Letter: Why bus fees won’t work to solve bus overcrowding

A response to the March 4 letter to the editor, which called for students to pay for busing.

Letter to the Editor

Overcrowding on the campus bus system has been a problem for years with students missing buses, being crammed onto one or recently pushing each other over to get on. While I agree it is a supply and demand issue, regulating demand by forcing students to pay bus fare is not the solution for a number of reasons.

First, forcing students to pay for the buses will result in lower-income students having to make the decision to walk or take the bus. Those who can’t afford the bus fees will end up having to walk in negative temperatures upwards of 45 minutes to an hour to get to their classes. Secondly, requiring a fee, or even incentivizing students to walk, creates a less accessible environment for students who use the bus system to navigate campus safely and with ease. Finally, by requiring a fee for the bus system, there is no guarantee for students that the next best option is walking. What if a student decides to drive or take an Uber? While this may reduce bus congestion, it does little for the argument of sustainability, especially since public transportation is one of the most sustainable transportation options.

As a result, the best way to address overcrowding is to not control demand but rather redistribute supply. Focusing on the supply side of the buses could have the same impact when it comes to addressing overcrowding without placing the burden onto students. This redistribution can be done through increasing bus circulations, adjusting frequency, adding more routes, changing routes and increasing bus size. All of these solutions have worked in the past and are all possibilities that the University and student leaders keep in mind when looking toward the future.

There is no one way to address bus overcrowding, nor is just one solution going to work. We as a university need to come together to find a way to address public transportation problems without hurting students. 

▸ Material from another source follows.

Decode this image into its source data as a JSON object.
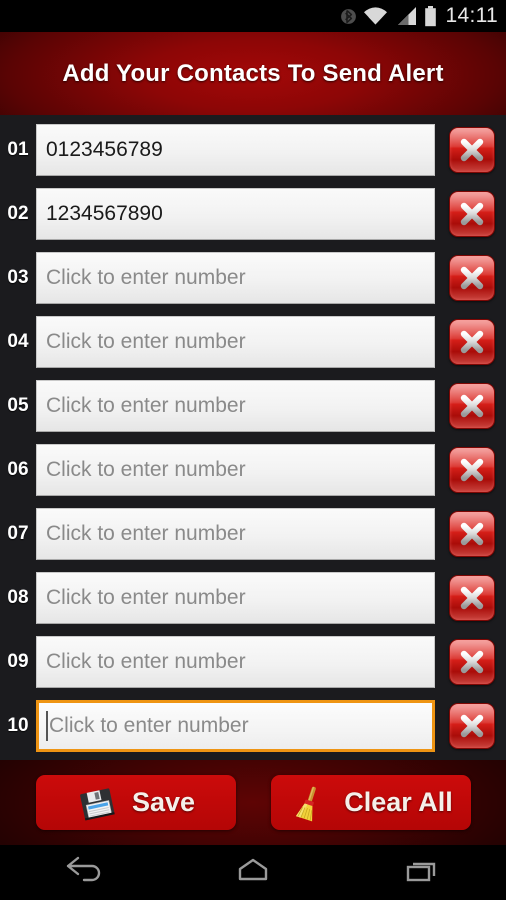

Erin Deal is a senior studying applied economics.

This letter to the editor has been lightly edited for grammar and clarity.